While a lot of Irish Potato Famine refugees went to England and other places in Europe, millions of them crossed the sea to come to America. It was, after all, fabled to be a land of plenty. Starving immigrants, who often sold everything they had to make the voyage (and frequently left other suffering family members behind to secure safety for themselves), filled American shores in droves from the 1840s through the 1860s. This caused no small degree of resentment among Americans who were already here.

This resentment stemmed mainly from competition for jobs. Irish immigrants during this period were often willing to work for far less than a typical American worker. The competition for jobs, especially in unskilled labor positions, was fierce. This caused a period of intense discrimination and persecution against the Irish immigrants. Violence against them was common. Some business owners refused to serve the Irish, in an attempt to show solidarity with their loyal and angry American customers.

Business owners who could afford to pay higher wages often refused to hire the Irish on principal. Signs in store windows reading “Irish Not Welcome” or “Irish Need Not Apply” were common sights throughout the country. The areas where the ports were, where many of the Irish immigrants chose to stay, were the worst for this sort of treatment, though it went on everywhere.

London version of NINA song, Feb. 1862

London version of NINA song, Feb. 1862 (Wikipedia)

By the 1860s, many incoming Irish immigrants were immediately signed up to fight in the Civil War upon their arrival in exchange for citizenship when the war ended. Even coming right into a war in which they had no stake was a better choice for most immigrants than staying in Ireland. At least they knew they would be fed and clothed by the army, with the hope of citizenship and all of its benefits if they should survive the war.

In fact, for many of them, surviving the war was a greater possibility than surviving the famine if they stayed in Ireland. Throughout the entire immigration period of the famine, the only jobs available to women were domestic jobs as servants in private homes, hotels, and restaurants.

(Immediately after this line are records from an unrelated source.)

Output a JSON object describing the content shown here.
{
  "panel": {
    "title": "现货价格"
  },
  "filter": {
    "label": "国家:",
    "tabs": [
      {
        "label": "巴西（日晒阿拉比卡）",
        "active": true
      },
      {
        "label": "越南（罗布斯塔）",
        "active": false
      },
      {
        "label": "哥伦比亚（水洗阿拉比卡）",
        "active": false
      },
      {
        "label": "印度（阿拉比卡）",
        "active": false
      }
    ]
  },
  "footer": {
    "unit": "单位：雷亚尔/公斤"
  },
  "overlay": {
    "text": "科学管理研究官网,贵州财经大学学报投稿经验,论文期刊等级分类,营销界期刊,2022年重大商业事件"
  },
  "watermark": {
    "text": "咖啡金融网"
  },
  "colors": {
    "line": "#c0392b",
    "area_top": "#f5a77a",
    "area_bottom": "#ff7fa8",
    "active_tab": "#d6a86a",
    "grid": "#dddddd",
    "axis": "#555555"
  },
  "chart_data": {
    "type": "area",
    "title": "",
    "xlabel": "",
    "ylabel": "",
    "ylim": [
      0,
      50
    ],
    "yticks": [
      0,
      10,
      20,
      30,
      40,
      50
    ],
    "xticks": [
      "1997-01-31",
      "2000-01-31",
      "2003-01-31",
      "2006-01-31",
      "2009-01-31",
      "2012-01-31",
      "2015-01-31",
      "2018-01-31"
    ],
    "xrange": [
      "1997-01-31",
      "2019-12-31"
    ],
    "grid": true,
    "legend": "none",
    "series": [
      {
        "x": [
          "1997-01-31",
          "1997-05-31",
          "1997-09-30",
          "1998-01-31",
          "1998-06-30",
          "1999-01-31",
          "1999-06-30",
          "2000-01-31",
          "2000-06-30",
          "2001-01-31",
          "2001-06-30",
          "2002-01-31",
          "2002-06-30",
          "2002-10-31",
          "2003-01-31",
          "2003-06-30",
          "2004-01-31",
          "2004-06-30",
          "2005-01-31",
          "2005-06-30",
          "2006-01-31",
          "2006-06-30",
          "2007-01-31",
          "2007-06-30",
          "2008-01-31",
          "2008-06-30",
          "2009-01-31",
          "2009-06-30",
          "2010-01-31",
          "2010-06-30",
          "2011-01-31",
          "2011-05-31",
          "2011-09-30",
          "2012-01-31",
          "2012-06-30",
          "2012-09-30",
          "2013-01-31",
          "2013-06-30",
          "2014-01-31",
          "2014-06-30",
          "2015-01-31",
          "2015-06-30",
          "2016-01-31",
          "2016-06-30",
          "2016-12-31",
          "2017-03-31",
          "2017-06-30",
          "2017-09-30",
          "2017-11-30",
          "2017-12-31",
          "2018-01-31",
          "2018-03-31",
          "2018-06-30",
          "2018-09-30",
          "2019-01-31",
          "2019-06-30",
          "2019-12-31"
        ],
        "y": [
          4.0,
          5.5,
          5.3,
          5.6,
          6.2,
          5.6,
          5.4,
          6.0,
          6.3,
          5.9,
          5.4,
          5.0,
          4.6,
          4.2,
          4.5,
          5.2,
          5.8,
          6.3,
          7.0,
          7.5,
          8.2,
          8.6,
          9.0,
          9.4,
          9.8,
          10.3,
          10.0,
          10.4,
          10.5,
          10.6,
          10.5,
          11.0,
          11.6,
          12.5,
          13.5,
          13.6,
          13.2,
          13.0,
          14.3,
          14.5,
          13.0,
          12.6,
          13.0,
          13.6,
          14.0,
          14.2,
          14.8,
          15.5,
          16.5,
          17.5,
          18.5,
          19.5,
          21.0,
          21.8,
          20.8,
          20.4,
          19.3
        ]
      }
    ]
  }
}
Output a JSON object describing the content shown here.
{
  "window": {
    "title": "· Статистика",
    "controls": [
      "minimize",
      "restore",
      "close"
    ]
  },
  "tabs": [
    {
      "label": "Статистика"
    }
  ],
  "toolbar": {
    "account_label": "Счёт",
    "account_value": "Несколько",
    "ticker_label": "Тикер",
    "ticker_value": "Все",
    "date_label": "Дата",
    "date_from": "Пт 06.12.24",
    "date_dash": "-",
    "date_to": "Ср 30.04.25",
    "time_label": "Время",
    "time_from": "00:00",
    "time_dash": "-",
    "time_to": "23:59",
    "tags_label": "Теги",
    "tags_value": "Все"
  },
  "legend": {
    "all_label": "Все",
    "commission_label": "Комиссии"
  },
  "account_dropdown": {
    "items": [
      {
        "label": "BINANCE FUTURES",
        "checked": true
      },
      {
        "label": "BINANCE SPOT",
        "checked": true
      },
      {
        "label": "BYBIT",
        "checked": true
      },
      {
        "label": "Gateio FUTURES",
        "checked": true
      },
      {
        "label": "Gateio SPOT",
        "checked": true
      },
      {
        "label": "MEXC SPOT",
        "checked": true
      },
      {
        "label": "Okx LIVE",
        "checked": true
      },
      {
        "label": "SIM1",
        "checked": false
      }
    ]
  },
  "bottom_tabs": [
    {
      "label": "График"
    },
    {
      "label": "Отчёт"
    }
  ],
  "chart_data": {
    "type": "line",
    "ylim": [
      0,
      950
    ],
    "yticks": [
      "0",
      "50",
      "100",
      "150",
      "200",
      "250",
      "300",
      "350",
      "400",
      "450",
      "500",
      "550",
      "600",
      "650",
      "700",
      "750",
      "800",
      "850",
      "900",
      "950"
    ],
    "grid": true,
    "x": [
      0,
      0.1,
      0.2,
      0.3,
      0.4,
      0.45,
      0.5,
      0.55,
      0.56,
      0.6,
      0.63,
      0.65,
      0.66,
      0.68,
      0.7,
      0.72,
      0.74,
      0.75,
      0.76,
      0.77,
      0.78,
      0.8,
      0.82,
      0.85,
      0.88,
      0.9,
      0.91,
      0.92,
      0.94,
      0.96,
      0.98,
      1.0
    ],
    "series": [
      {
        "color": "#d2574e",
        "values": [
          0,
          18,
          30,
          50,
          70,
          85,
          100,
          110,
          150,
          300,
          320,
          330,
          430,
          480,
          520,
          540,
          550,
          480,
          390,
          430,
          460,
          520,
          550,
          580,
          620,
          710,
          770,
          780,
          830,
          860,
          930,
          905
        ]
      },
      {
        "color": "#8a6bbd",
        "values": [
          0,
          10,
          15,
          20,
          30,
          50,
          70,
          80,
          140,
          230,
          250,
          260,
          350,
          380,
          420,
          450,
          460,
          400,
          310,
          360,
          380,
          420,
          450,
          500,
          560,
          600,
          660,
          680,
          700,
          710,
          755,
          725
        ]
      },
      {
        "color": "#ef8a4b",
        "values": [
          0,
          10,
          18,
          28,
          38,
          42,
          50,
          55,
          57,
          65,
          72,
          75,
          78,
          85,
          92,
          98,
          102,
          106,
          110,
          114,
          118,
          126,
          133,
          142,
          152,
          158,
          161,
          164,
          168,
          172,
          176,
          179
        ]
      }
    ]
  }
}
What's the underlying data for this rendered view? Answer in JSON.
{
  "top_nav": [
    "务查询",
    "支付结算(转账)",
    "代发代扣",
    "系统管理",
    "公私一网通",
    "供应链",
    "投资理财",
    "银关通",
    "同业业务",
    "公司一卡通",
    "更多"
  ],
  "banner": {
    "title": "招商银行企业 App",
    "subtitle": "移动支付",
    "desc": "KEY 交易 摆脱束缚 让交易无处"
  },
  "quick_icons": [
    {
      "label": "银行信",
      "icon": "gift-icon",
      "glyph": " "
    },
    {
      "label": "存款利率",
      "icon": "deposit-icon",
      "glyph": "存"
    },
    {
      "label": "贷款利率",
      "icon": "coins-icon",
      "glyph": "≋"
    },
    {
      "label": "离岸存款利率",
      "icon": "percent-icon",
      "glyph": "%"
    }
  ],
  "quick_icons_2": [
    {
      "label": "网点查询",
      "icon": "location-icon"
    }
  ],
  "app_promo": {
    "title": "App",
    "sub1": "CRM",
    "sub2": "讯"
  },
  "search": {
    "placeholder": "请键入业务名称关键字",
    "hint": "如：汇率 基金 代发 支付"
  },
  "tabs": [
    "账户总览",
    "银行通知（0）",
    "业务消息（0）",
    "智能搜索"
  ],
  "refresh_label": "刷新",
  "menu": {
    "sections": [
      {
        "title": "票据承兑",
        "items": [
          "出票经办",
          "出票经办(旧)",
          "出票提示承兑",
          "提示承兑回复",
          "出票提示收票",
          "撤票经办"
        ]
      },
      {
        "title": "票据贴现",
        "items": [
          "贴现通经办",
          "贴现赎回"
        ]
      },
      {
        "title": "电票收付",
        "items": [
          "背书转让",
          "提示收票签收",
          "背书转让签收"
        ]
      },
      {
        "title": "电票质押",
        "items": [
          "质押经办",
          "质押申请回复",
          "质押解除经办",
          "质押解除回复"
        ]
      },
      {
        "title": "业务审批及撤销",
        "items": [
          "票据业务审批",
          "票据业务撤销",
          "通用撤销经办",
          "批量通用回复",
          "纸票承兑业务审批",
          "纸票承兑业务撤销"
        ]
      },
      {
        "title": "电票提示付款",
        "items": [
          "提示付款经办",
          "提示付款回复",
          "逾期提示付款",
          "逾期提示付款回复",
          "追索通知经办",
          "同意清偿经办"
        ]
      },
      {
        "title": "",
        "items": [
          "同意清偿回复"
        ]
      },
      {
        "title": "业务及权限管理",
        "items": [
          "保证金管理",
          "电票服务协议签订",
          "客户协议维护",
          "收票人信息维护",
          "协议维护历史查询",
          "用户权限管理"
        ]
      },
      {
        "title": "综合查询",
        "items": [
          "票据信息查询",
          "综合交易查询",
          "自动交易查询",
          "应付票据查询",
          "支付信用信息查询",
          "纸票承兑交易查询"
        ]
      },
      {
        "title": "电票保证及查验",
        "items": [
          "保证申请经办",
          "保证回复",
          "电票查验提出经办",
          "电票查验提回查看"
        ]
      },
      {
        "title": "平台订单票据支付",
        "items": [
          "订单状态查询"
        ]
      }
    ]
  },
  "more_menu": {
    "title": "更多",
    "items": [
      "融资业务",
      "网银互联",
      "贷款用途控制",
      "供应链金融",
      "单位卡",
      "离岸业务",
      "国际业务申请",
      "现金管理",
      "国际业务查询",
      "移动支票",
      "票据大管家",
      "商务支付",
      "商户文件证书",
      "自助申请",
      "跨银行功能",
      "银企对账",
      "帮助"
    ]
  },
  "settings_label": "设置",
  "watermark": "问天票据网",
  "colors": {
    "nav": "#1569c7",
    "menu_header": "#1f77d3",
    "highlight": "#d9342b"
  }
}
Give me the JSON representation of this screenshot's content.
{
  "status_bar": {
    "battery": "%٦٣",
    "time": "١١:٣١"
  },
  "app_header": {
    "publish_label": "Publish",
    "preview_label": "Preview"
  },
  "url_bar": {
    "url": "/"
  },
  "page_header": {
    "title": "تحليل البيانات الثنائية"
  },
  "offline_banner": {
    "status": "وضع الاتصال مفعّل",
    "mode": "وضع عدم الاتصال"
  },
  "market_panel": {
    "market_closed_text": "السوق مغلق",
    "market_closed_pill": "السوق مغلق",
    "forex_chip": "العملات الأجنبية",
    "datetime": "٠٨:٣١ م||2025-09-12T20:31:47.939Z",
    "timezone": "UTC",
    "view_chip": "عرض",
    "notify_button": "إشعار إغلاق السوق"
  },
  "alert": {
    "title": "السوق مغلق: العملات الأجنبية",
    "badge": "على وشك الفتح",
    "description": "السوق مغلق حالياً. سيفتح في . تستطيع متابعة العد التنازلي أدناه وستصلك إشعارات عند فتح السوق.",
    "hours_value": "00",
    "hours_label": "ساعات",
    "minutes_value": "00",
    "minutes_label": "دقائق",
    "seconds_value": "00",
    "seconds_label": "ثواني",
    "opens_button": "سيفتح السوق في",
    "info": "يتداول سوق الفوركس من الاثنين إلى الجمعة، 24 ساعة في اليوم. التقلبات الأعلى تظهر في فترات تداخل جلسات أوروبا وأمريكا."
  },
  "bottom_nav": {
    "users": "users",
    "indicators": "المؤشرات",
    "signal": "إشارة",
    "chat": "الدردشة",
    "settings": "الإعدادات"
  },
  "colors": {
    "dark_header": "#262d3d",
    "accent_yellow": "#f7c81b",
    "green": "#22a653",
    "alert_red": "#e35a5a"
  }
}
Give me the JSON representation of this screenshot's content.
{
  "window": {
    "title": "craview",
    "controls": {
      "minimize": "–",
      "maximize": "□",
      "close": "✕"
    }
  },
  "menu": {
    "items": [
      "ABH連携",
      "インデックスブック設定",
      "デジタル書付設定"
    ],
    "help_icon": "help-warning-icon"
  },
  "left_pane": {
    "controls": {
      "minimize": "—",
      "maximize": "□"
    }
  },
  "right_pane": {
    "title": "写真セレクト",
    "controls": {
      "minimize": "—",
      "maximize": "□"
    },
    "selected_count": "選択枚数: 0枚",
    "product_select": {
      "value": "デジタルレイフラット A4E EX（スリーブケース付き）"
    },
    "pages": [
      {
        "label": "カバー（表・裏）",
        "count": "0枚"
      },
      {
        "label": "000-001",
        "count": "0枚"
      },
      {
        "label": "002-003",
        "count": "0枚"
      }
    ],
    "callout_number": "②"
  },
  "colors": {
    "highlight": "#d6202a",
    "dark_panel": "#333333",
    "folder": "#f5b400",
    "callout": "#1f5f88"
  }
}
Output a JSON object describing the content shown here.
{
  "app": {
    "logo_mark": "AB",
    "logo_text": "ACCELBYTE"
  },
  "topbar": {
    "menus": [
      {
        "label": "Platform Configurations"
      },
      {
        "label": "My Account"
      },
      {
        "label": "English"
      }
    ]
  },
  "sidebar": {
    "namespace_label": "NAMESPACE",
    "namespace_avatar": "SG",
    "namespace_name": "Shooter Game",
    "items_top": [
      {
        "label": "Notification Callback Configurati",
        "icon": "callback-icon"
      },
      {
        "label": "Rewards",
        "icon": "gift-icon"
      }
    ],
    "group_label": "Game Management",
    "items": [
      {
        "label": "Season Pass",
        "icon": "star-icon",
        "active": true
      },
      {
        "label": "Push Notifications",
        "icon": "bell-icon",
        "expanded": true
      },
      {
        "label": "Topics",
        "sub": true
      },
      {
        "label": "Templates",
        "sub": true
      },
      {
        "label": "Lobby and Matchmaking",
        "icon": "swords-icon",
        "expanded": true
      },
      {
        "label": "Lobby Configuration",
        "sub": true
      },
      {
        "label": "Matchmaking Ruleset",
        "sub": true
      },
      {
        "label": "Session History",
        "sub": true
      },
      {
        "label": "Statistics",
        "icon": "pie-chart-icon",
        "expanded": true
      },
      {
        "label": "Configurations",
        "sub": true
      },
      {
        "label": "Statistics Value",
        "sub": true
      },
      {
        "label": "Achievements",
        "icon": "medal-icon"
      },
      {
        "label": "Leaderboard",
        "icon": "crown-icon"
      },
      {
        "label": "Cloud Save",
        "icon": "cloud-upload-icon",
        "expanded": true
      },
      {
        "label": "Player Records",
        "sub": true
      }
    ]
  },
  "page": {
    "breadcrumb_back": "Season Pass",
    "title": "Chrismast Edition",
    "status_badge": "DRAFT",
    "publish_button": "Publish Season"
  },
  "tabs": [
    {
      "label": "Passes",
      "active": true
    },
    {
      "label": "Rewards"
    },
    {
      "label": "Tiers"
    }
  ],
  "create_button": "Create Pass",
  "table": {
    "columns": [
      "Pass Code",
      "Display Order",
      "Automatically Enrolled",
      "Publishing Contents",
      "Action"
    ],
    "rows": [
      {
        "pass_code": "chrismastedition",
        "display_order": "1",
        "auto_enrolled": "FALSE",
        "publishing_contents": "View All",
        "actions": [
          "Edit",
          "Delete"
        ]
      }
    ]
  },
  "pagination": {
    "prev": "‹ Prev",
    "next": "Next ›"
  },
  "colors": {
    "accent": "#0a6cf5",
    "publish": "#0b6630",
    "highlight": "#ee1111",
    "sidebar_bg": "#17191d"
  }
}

Families tried to keep in touch across the Atlantic, though it was hard. Mail was slow and unreliable. Many immigrants went so far west in their search for work, that the families they left behind never found them. There were several Irish-American newspapers during this time that ran advertisements from people in Ireland who were looking for information on their missing relatives (there is a database of one of these newspapers on the NEHGS website, and it is an excellent resource for those researching their Irish ancestry in America).

As the 1860s ended and the famine along with it, Irish immigration waned in America for a period of time. With fewer immigrants, American resentment of the Irish also began to disappear. The Irish stayed in America, became established in careers, started families, and were looked upon as respectable members of the community. Some even went back to Ireland, but the majority stayed here and transformed from immigrants to become what we all are… Americans.


About Ancestral Findings

Will established Ancestral Findings in 1995 and has been involved in helping genealogy researchers for over 25 years.